Yet for many Israelis there are ‘no innocents in Gaza’, as the defence minister, Avigdor Lieberman, said in response to the Great March of Return. His colleague Eli Hazan, a spokesman for Netanyahu’s Likud Party, said that all 30,000 men, women and children who gathered at the Gaza border to protest (the overwhelming majority, non-violently) ‘are legitimate targets’. For too many Israelis and Jews, there are no fathers or mothers or children in Gaza; no homes or nursery schools or playgrounds; no hospitals, museums or parks; no restaurants or hotels. Rather, Gaza is where the grass grows wild and must be ‘mown’from time to time, as some Israeli analysts have put it.

How is the rest of the world to think about Gaza, about Palestinians? I ask because the deliberate ruination of Palestine – seen most painfully in Gaza – has been well documented. Yet Israel’s actions have been met, more often than not, with serene indifference and lack of remorse, reflecting, in the historian Gabriel Kolko’s words, the ‘absence of a greater sense of abhorrence’ – or, I would say after 14 May, with little if any abhorrence at all. One need only look at the language used in the American media to describe Palestinians and their deaths. Israeli propaganda dehumanising Palestinians has been enormously successful.

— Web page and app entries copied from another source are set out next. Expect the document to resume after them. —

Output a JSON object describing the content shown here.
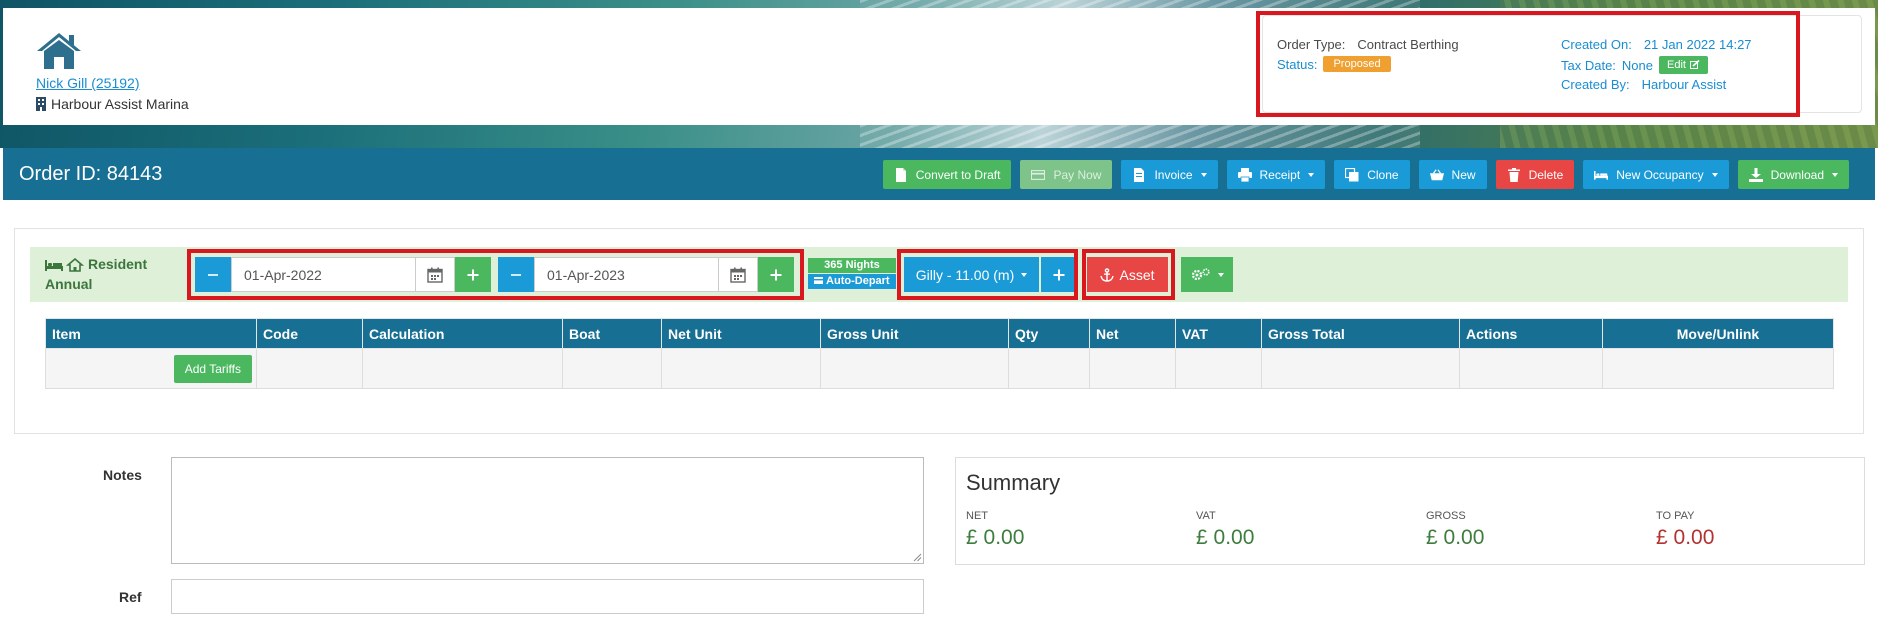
{
  "header": {
    "user_link": "Nick Gill (25192)",
    "marina": "Harbour Assist Marina"
  },
  "info": {
    "order_type_label": "Order Type:",
    "order_type": "Contract Berthing",
    "status_label": "Status:",
    "status": "Proposed",
    "created_on_label": "Created On:",
    "created_on": "21 Jan 2022 14:27",
    "tax_date_label": "Tax Date:",
    "tax_date": "None",
    "edit_label": "Edit",
    "created_by_label": "Created By:",
    "created_by": "Harbour Assist"
  },
  "order": {
    "title": "Order ID: 84143",
    "toolbar": [
      {
        "label": "Convert to Draft",
        "color": "#4bb860",
        "icon": "document-icon"
      },
      {
        "label": "Pay Now",
        "color": "#7dc38a",
        "icon": "card-icon"
      },
      {
        "label": "Invoice",
        "color": "#1a9bd7",
        "icon": "invoice-icon",
        "dropdown": true
      },
      {
        "label": "Receipt",
        "color": "#1a9bd7",
        "icon": "printer-icon",
        "dropdown": true
      },
      {
        "label": "Clone",
        "color": "#1a9bd7",
        "icon": "copy-icon"
      },
      {
        "label": "New",
        "color": "#1a9bd7",
        "icon": "basket-icon"
      },
      {
        "label": "Delete",
        "color": "#e84545",
        "icon": "trash-icon"
      },
      {
        "label": "New Occupancy",
        "color": "#1a9bd7",
        "icon": "bed-icon",
        "dropdown": true
      },
      {
        "label": "Download",
        "color": "#4bb860",
        "icon": "download-icon",
        "dropdown": true
      }
    ]
  },
  "occupancy": {
    "label_line1": "Resident",
    "label_line2": "Annual",
    "start_date": "01-Apr-2022",
    "end_date": "01-Apr-2023",
    "nights": "365 Nights",
    "auto_depart": "Auto-Depart",
    "boat": "Gilly - 11.00 (m)",
    "asset": "Asset"
  },
  "table": {
    "columns": [
      "Item",
      "Code",
      "Calculation",
      "Boat",
      "Net Unit",
      "Gross Unit",
      "Qty",
      "Net",
      "VAT",
      "Gross Total",
      "Actions",
      "Move/Unlink"
    ],
    "add_tariffs": "Add Tariffs"
  },
  "form": {
    "notes_label": "Notes",
    "ref_label": "Ref"
  },
  "summary": {
    "title": "Summary",
    "net_label": "NET",
    "net": "£ 0.00",
    "vat_label": "VAT",
    "vat": "£ 0.00",
    "gross_label": "GROSS",
    "gross": "£ 0.00",
    "topay_label": "TO PAY",
    "topay": "£ 0.00"
  }
}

Why are so many among us unmoved by the contamination of a water supply that will soon lead to life-threatening epidemics among a population of nearly two million people; by the shattering of a once functioning economy through closure and blockade, depriving at least 45 per cent of the labour force (and more than 60 per cent of young workers) of the right to work – forcing most of them into dependence on food handouts and desperate young women into prostitution? The deprivation is deliberate. What purpose does Gaza’s suffering serve?

The real threat to Israel lies not in acts of Palestinian violence, but in understanding that those acts are a response to occupation and oppression, to injustice and dehumanisation. As an Israeli friend of mine once said, the threat to Israel lies ‘in making Palestinians intimate, in seeing the world through their eyes’. Why are we so afraid of humanising Palestinians?

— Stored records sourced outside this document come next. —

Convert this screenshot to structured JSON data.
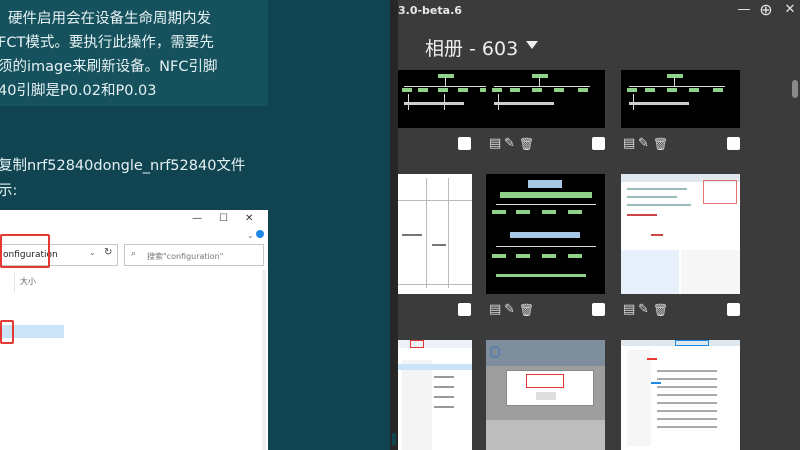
{
  "document": {
    "note_lines": [
      "硬件启用会在设备生命周期内发",
      "FCT模式。要执行此操作，需要先",
      "须的image来刷新设备。NFC引脚",
      "40引脚是P0.02和P0.03"
    ],
    "paragraph_lines": [
      "复制nrf52840dongle_nrf52840文件",
      "示:"
    ],
    "explorer": {
      "window_buttons": [
        "—",
        "☐",
        "✕"
      ],
      "address_value": "onfiguration",
      "search_placeholder": "搜索\"configuration\"",
      "column_header": "大小"
    }
  },
  "app": {
    "version": "3.0-beta.6",
    "toolbar_icons": [
      "minimize-icon",
      "add-circle-icon",
      "close-icon"
    ],
    "toolbar_glyphs": {
      "minimize": "—",
      "add": "⊕",
      "close": "✕"
    },
    "album_title": "相册 - 603",
    "action_glyphs": {
      "details": "▤",
      "edit": "✎",
      "delete": "🗑"
    },
    "thumbnails": [
      {
        "kind": "tree-diagram",
        "checked": false
      },
      {
        "kind": "tree-diagram",
        "checked": false
      },
      {
        "kind": "tree-diagram",
        "checked": false
      },
      {
        "kind": "document-table",
        "checked": false
      },
      {
        "kind": "tree-diagram-large",
        "checked": false
      },
      {
        "kind": "code-editor",
        "checked": false
      },
      {
        "kind": "explorer-window",
        "checked": false
      },
      {
        "kind": "dialog-window",
        "checked": false
      },
      {
        "kind": "file-list",
        "checked": false
      }
    ],
    "colors": {
      "background": "#3b3b3b",
      "checkbox": "#ffffff",
      "tree_node": "#8fd18a"
    }
  }
}
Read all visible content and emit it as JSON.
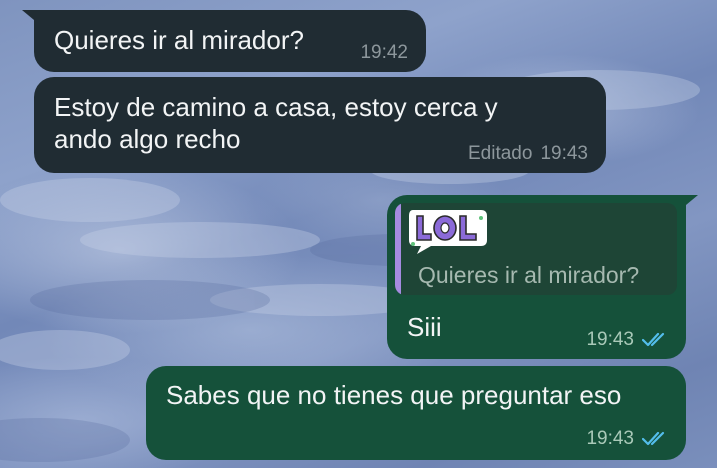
{
  "colors": {
    "incoming_bubble": "#202c33",
    "outgoing_bubble": "#15513a",
    "quote_bar": "#a58be0",
    "read_ticks": "#53bdeb"
  },
  "messages": [
    {
      "direction": "incoming",
      "text": "Quieres ir al mirador?",
      "time": "19:42",
      "edited": ""
    },
    {
      "direction": "incoming",
      "text": "Estoy de camino a casa, estoy cerca y\nando algo recho",
      "time": "19:43",
      "edited": "Editado"
    },
    {
      "direction": "outgoing",
      "reply_to": {
        "sticker": "LOL",
        "text": "Quieres ir al mirador?"
      },
      "text": "Siii",
      "time": "19:43",
      "status_icon": "double-check-read-icon"
    },
    {
      "direction": "outgoing",
      "text": "Sabes que no tienes que preguntar eso",
      "time": "19:43",
      "status_icon": "double-check-read-icon"
    }
  ]
}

The decision to relocate the US embassy to Jerusalem, which was driven by Israel and its supporters, should be understood as an attempt to maintain and enforce what Israel sees as its historical right to deny rights to Palestinians. The right to demand rights, which is, fundamentally, what the Palestinians at the Gaza border were claiming, is more threatening than any particular right because it speaks to the agency that makes Palestinians present and irreducible, which Israel has worked so long to regulate and annul. It is the inability to unthink rightlessness among Palestinians that must be maintained as a form of control. The ascription of rightlessness to the other is – and must remain – uncontestable, a clearly established rule that is not restrained by justice. Declaring Jerusalem to be Israel’s capital not only purges Palestinians from the political equation and disendows them of any claims based on justice, but also ensures their continued absence in Israeli eyes.

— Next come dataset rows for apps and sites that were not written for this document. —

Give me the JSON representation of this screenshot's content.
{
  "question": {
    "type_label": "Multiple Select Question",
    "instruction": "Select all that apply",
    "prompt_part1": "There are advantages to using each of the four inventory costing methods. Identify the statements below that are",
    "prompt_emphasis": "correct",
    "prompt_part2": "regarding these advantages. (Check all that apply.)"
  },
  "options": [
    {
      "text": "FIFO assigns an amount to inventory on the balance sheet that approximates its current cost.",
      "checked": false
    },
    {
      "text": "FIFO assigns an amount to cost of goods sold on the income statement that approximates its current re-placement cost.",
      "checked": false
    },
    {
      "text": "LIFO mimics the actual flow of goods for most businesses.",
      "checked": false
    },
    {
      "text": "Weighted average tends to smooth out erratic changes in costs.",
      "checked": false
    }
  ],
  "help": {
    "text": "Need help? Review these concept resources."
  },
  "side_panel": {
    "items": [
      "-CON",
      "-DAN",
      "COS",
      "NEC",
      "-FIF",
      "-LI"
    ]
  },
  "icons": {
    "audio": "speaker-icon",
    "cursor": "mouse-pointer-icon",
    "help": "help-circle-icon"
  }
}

In the immediate aftermath of 14 May, with 117 dead (the number has since risen to 123) and more than 13,000 injured, my friend in Gaza told me that shopkeepers went online to invite people to take whatever goods they wanted for free. Banks announced that they would forgive certain loans.

Gaza will not disappear. It will not ‘sink into the sea’, as the late Yitzhak Rabin once wished it would. Gaza is a human rights catastrophe and an ecologic disaster. ‘In a few years,’ Thomas Friedman wrote recently in the New York Times, ‘the next protest from Gaza will not be organised by Hamas, but by mothers because typhoid and cholera will have spread through the fetid water and Gazans will all have had to stop drinking it.’

Will Gaza’s mothers then be shot dead for protesting, or will they simply be allowed to die, together with their children, from typhoid and cholera? Or will their protests be heard? The answer will determine our humanity, not theirs.